- [WHAT YOU ARE ASKED TO DO]:
Pull each line holding the word "JSON" from the data.

-------- GIVEN INFORMATION --------

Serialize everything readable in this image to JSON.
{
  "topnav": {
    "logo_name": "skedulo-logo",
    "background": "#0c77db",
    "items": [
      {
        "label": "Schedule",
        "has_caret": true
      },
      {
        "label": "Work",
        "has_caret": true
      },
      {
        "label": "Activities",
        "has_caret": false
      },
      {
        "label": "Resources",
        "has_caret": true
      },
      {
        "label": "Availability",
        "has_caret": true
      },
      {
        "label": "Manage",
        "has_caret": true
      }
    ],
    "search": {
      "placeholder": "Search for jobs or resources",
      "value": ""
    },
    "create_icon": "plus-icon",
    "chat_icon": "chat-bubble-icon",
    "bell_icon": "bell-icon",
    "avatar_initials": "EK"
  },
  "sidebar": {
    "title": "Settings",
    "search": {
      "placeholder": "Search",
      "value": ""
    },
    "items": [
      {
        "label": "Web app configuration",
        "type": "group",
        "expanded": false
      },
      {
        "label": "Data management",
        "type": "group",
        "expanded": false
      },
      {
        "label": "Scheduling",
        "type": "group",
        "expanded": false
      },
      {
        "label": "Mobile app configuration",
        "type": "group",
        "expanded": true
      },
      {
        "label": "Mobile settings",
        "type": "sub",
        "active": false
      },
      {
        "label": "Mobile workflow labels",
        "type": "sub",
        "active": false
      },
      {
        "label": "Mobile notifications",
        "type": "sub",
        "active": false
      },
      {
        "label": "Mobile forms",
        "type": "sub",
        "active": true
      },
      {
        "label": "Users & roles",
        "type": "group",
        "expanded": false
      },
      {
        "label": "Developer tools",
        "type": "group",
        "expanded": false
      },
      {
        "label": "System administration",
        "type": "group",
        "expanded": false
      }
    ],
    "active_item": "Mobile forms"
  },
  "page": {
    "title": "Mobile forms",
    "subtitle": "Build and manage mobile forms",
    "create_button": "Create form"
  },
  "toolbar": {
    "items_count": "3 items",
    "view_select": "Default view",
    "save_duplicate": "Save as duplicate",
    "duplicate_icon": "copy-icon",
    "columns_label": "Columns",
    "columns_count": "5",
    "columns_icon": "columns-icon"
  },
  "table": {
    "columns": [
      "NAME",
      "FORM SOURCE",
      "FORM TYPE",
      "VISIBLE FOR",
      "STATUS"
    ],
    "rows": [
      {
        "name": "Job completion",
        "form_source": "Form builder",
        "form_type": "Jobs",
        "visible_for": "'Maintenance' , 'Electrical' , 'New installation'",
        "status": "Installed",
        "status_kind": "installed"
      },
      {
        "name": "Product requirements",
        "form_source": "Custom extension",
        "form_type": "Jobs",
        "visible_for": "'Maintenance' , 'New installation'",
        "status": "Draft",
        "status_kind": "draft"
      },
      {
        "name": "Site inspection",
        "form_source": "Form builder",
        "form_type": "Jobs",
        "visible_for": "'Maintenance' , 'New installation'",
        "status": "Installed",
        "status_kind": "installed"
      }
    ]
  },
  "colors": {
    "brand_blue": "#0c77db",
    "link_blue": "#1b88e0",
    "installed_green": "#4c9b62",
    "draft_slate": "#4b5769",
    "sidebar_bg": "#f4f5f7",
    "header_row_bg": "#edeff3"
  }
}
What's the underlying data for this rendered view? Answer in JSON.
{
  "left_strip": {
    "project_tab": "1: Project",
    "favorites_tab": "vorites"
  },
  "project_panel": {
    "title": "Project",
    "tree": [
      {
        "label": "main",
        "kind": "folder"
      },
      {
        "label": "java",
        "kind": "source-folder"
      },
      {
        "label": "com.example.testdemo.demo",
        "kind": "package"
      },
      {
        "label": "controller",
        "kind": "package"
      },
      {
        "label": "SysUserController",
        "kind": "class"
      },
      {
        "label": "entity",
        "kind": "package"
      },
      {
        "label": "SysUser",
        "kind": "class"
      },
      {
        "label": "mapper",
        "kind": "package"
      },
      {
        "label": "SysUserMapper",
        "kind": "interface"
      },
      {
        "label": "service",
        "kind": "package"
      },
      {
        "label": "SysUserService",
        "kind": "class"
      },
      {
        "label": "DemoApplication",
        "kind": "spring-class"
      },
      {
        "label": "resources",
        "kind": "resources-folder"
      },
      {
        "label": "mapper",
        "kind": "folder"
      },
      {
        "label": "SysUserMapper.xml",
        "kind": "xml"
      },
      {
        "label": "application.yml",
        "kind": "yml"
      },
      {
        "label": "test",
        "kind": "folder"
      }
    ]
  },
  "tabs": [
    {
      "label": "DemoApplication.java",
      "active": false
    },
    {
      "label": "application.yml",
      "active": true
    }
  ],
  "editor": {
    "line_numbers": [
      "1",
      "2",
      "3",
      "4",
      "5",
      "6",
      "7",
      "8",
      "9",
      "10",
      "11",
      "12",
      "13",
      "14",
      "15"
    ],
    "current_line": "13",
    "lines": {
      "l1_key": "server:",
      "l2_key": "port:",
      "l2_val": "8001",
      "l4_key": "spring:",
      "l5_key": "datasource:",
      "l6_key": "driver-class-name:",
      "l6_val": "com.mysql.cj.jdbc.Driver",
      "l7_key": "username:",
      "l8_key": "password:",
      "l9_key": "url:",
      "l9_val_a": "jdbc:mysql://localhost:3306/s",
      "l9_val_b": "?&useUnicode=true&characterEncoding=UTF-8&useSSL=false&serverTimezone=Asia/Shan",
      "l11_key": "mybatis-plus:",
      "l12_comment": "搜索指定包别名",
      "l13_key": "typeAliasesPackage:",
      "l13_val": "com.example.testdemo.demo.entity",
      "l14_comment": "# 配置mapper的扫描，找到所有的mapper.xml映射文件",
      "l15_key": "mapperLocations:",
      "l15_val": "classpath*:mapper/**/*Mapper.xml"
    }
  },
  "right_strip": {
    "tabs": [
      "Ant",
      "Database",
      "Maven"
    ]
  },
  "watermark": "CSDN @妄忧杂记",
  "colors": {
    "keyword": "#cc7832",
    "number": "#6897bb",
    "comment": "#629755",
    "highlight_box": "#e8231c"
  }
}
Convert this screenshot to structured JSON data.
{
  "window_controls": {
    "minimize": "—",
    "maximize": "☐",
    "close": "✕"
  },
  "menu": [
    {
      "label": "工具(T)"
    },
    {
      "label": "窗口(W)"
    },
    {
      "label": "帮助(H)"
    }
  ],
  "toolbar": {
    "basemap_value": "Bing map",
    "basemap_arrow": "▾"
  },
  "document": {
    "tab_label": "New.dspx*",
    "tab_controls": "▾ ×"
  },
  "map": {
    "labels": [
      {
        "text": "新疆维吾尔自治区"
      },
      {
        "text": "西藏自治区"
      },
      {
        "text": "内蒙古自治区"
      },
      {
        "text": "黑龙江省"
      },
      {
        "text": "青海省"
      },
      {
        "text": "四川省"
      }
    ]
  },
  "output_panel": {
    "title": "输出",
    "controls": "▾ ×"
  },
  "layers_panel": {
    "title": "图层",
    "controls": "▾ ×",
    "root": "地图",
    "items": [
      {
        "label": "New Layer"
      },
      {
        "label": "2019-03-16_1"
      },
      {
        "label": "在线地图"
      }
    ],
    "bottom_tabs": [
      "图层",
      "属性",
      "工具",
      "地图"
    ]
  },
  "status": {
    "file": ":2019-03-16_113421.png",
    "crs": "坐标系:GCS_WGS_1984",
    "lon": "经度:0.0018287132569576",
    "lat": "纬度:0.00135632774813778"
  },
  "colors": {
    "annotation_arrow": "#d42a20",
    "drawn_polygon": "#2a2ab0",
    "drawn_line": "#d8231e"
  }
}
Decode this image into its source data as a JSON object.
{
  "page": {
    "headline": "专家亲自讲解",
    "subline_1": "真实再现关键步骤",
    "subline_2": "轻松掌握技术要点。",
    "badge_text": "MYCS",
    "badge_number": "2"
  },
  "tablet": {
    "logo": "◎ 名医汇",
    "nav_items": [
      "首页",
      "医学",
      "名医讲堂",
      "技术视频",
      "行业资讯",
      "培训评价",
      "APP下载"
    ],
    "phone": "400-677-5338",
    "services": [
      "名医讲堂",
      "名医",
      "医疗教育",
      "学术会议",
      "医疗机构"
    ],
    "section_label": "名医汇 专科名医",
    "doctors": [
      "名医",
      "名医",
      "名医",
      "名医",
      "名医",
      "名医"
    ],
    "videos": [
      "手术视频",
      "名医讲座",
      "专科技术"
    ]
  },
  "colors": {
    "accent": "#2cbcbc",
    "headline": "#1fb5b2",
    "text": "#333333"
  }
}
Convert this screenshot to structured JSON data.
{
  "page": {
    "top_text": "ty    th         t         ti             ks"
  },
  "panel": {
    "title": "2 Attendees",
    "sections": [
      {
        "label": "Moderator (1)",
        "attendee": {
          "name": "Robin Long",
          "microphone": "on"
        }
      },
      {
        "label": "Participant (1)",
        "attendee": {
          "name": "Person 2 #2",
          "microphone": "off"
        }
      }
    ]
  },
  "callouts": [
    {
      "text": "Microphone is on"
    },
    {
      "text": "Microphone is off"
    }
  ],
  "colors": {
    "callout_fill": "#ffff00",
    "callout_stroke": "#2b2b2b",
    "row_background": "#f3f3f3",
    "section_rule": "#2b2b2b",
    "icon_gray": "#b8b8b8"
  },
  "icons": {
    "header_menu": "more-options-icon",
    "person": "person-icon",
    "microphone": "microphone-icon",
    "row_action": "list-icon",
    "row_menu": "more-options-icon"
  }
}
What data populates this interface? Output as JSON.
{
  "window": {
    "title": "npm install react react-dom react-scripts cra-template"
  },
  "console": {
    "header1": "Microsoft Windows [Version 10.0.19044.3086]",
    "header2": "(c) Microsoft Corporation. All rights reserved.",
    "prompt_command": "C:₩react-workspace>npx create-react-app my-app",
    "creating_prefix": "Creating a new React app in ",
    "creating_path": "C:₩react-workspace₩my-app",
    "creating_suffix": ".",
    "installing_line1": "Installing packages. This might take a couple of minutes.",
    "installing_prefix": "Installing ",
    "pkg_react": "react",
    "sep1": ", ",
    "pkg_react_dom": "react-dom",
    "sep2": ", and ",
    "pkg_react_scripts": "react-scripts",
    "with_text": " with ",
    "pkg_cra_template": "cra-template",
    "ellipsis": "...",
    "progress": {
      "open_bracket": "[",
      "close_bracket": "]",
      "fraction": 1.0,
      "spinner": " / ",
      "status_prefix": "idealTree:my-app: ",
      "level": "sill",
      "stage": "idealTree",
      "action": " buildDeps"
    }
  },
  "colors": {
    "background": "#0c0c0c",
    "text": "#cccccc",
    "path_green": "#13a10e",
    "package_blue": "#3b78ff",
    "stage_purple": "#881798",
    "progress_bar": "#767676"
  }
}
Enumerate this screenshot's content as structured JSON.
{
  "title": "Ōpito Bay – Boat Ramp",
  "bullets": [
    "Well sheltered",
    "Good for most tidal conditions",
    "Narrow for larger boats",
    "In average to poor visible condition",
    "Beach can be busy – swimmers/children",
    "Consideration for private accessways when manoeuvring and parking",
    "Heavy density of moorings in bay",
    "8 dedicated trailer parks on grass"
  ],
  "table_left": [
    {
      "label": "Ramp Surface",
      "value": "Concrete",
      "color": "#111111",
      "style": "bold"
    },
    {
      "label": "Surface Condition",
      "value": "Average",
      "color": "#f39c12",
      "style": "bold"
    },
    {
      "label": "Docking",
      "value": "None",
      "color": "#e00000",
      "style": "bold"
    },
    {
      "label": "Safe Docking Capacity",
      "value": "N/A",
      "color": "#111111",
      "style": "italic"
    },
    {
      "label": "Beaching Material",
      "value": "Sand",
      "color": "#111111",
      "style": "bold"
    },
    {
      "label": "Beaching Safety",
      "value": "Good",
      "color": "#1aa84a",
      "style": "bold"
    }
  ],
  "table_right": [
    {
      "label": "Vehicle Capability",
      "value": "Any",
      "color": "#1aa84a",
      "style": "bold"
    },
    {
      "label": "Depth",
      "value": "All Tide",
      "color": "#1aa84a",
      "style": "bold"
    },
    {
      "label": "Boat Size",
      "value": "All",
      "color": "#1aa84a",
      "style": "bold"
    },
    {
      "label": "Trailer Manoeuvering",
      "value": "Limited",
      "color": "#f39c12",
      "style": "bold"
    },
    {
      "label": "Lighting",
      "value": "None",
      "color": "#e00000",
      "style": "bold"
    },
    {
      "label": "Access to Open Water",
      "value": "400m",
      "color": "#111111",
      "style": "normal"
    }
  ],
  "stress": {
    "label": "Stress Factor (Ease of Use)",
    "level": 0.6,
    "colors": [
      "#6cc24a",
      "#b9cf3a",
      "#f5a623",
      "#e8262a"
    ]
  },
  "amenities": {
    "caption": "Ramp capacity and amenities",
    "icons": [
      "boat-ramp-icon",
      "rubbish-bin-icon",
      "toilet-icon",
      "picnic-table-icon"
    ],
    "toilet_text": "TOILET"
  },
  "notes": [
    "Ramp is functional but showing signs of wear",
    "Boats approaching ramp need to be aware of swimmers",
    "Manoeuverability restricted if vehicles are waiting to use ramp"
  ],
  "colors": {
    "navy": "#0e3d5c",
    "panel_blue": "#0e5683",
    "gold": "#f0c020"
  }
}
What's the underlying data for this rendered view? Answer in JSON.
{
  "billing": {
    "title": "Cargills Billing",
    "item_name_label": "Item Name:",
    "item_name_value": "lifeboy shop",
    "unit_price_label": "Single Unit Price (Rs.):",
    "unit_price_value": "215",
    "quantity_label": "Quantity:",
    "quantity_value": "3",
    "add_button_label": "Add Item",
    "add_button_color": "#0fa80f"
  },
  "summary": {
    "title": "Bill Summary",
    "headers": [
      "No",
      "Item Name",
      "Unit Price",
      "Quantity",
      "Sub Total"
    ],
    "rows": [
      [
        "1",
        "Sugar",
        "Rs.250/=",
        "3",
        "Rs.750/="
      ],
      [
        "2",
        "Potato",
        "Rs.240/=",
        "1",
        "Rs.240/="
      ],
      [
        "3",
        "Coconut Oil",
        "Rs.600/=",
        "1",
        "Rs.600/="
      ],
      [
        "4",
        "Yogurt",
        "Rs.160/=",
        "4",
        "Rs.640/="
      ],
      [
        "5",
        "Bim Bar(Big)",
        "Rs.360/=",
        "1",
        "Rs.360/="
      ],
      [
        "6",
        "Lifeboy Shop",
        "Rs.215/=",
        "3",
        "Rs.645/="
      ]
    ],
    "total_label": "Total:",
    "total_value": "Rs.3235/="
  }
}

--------

- [RESPONSE FOR THIS EXERCISE]:
Serialize everything readable in this image to JSON.
What's the underlying data for this rendered view? Answer in JSON.
Convert this screenshot to structured JSON data.
Decode this image into its source data as a JSON object.
Convert this screenshot to structured JSON data.
What data populates this interface? Output as JSON.
Enumerate this screenshot's content as structured JSON.
What's the underlying data for this rendered view? Answer in JSON.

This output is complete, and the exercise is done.